Matt posts on the role of humans in Google search, prodded by a NYT story on the topic:

If you ask an average techie about Google, you’ll hear that we use lots of computers and algorithms. Indeed, the title of the New York Times article is “The Human Touch That May Loosen Google’s Grip.” But (in my opinion), it would be a mistake to think “Google is nothing but cold algorithms and computers; there’s no room for humans at all.” I’ll give you a few examples of the role of people over the years at Google:

– PageRank is fundamentally about the hyperlinks that people on the web create. All those people creating links help Google formulate an opinion of how important a page is.

- Google News looks at a wide variety of news sources; the decisions of human editors at thousands of news sites help Google estimate whether a particular story is significant.

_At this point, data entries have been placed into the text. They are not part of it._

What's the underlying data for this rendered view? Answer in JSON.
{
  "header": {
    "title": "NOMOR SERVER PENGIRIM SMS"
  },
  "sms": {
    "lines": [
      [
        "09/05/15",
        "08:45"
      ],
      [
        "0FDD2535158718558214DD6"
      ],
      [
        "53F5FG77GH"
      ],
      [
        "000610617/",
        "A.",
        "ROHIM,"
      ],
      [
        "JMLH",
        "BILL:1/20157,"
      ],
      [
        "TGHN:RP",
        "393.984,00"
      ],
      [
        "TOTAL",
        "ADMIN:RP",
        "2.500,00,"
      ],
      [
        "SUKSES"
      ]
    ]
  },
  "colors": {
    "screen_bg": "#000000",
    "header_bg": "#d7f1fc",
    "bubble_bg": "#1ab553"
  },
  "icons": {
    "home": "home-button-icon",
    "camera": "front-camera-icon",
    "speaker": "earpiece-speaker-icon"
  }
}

- Google introduced voting buttons on the toolbar back in 2001. They look like happy/frowny faces and they let regular people send thumbs-up or thumbs-down votes to Google.

- Google has allowed users to remove results that they don’t like from Google.

- For more than five years, we’ve allowed users to report spam to Google. We’ve said for years that we reserve the right to take manual action on spam (e.g. if someone types in their name and gets off-topic porn as a result).

And of course, it’s not as if Google’s search engineers drive into the Googleplex in the morning and then spend the whole day sitting around doing nothing while the computers do all the work. :) Instead, Google researchers and engineers spend our days looking for deeper insights that will let us create the next generation of search. I believe Google’s approach to search has always been pragmatic: if an approach will improve the quality of our search, we’re open to it.

He also refers to the interview we did together last year.

Conversational Marketing Gets a Rousing Conversation

By - June 23, 2007

At FM we’ve stepped into a blogstorm, and I’m very sorry for those we’ve upset.

I’ve posted a lengthy thinking out loud piece over here on the FM blog….

eBay Back to Using AdWords…But…

By - June 22, 2007

Just got this email from eBay communications, announcing that eBay is using AdWords again, but read on:

The test we began last week was successful. We found that we were not as dependent on Google AdWords as some may have thought. By re-allocating our marketing dollars to our other partners, such as Yahoo!, AOL and MSN, we were able to increase traffic and find efficiencies that will enable us to drive more value to our sellers and partners going forward. We are now slowly turning AdWords back on, in a much more limited way than before. We will continue to work with Google, Yahoo!, AOL, MSN and other partners to reach more potential buyers and accelerate business for our community of sellers.

Wow, that’s not exactly makeup sex, is it?!